Input data —
+ + +
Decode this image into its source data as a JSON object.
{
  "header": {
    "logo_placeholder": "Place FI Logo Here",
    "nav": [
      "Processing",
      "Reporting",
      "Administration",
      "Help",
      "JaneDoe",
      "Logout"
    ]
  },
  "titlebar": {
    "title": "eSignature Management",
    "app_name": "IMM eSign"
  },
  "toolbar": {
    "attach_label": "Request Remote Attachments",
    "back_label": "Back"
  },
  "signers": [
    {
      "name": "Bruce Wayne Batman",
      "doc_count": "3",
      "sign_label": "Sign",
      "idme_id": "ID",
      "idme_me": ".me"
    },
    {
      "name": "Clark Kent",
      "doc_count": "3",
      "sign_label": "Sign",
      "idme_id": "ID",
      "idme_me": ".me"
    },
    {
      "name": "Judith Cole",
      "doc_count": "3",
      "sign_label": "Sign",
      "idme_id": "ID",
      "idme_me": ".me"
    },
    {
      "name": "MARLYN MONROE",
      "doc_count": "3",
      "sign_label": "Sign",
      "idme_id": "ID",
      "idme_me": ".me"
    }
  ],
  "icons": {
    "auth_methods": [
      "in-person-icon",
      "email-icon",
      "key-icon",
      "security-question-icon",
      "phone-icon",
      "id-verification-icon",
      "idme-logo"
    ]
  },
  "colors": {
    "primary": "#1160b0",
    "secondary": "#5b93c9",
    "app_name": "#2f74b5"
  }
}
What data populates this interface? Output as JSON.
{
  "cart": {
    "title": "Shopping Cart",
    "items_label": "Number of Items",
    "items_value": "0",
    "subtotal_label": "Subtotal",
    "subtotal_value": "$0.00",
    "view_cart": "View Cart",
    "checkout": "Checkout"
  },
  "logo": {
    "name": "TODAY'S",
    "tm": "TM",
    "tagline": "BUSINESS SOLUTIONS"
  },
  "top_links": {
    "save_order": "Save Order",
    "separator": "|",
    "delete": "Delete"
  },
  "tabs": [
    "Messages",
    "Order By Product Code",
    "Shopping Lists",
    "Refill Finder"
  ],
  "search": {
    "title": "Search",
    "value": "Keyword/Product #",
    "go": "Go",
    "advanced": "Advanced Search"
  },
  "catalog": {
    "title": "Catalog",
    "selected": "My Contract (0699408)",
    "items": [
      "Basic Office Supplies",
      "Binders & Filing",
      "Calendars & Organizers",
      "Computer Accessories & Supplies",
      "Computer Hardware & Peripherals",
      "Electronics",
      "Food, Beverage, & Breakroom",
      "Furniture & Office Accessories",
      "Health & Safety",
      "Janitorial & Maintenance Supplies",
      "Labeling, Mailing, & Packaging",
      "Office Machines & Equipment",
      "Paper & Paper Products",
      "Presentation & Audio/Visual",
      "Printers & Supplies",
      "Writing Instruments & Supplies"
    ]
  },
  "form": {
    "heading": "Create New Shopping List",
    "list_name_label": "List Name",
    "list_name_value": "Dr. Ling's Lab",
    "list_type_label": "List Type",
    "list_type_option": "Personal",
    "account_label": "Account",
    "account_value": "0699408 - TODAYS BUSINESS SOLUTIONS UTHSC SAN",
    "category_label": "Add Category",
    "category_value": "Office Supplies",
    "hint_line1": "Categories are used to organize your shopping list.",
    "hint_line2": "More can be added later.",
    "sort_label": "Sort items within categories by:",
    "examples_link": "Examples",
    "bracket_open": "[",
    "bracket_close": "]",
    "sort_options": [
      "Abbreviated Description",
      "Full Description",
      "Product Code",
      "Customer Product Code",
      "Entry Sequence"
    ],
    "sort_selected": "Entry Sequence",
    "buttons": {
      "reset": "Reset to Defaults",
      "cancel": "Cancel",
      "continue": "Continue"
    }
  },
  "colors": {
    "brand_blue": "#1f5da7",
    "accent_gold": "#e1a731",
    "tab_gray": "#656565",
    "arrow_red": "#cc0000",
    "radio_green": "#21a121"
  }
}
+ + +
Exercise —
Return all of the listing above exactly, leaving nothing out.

Your response —
Decode this image into its source data as a JSON object.
{
  "header": {
    "logo_placeholder": "Place FI Logo Here",
    "nav": [
      "Processing",
      "Reporting",
      "Administration",
      "Help",
      "JaneDoe",
      "Logout"
    ]
  },
  "titlebar": {
    "title": "eSignature Management",
    "app_name": "IMM eSign"
  },
  "toolbar": {
    "attach_label": "Request Remote Attachments",
    "back_label": "Back"
  },
  "signers": [
    {
      "name": "Bruce Wayne Batman",
      "doc_count": "3",
      "sign_label": "Sign",
      "idme_id": "ID",
      "idme_me": ".me"
    },
    {
      "name": "Clark Kent",
      "doc_count": "3",
      "sign_label": "Sign",
      "idme_id": "ID",
      "idme_me": ".me"
    },
    {
      "name": "Judith Cole",
      "doc_count": "3",
      "sign_label": "Sign",
      "idme_id": "ID",
      "idme_me": ".me"
    },
    {
      "name": "MARLYN MONROE",
      "doc_count": "3",
      "sign_label": "Sign",
      "idme_id": "ID",
      "idme_me": ".me"
    }
  ],
  "icons": {
    "auth_methods": [
      "in-person-icon",
      "email-icon",
      "key-icon",
      "security-question-icon",
      "phone-icon",
      "id-verification-icon",
      "idme-logo"
    ]
  },
  "colors": {
    "primary": "#1160b0",
    "secondary": "#5b93c9",
    "app_name": "#2f74b5"
  }
}
What data populates this interface? Output as JSON.
{
  "cart": {
    "title": "Shopping Cart",
    "items_label": "Number of Items",
    "items_value": "0",
    "subtotal_label": "Subtotal",
    "subtotal_value": "$0.00",
    "view_cart": "View Cart",
    "checkout": "Checkout"
  },
  "logo": {
    "name": "TODAY'S",
    "tm": "TM",
    "tagline": "BUSINESS SOLUTIONS"
  },
  "top_links": {
    "save_order": "Save Order",
    "separator": "|",
    "delete": "Delete"
  },
  "tabs": [
    "Messages",
    "Order By Product Code",
    "Shopping Lists",
    "Refill Finder"
  ],
  "search": {
    "title": "Search",
    "value": "Keyword/Product #",
    "go": "Go",
    "advanced": "Advanced Search"
  },
  "catalog": {
    "title": "Catalog",
    "selected": "My Contract (0699408)",
    "items": [
      "Basic Office Supplies",
      "Binders & Filing",
      "Calendars & Organizers",
      "Computer Accessories & Supplies",
      "Computer Hardware & Peripherals",
      "Electronics",
      "Food, Beverage, & Breakroom",
      "Furniture & Office Accessories",
      "Health & Safety",
      "Janitorial & Maintenance Supplies",
      "Labeling, Mailing, & Packaging",
      "Office Machines & Equipment",
      "Paper & Paper Products",
      "Presentation & Audio/Visual",
      "Printers & Supplies",
      "Writing Instruments & Supplies"
    ]
  },
  "form": {
    "heading": "Create New Shopping List",
    "list_name_label": "List Name",
    "list_name_value": "Dr. Ling's Lab",
    "list_type_label": "List Type",
    "list_type_option": "Personal",
    "account_label": "Account",
    "account_value": "0699408 - TODAYS BUSINESS SOLUTIONS UTHSC SAN",
    "category_label": "Add Category",
    "category_value": "Office Supplies",
    "hint_line1": "Categories are used to organize your shopping list.",
    "hint_line2": "More can be added later.",
    "sort_label": "Sort items within categories by:",
    "examples_link": "Examples",
    "bracket_open": "[",
    "bracket_close": "]",
    "sort_options": [
      "Abbreviated Description",
      "Full Description",
      "Product Code",
      "Customer Product Code",
      "Entry Sequence"
    ],
    "sort_selected": "Entry Sequence",
    "buttons": {
      "reset": "Reset to Defaults",
      "cancel": "Cancel",
      "continue": "Continue"
    }
  },
  "colors": {
    "brand_blue": "#1f5da7",
    "accent_gold": "#e1a731",
    "tab_gray": "#656565",
    "arrow_red": "#cc0000",
    "radio_green": "#21a121"
  }
}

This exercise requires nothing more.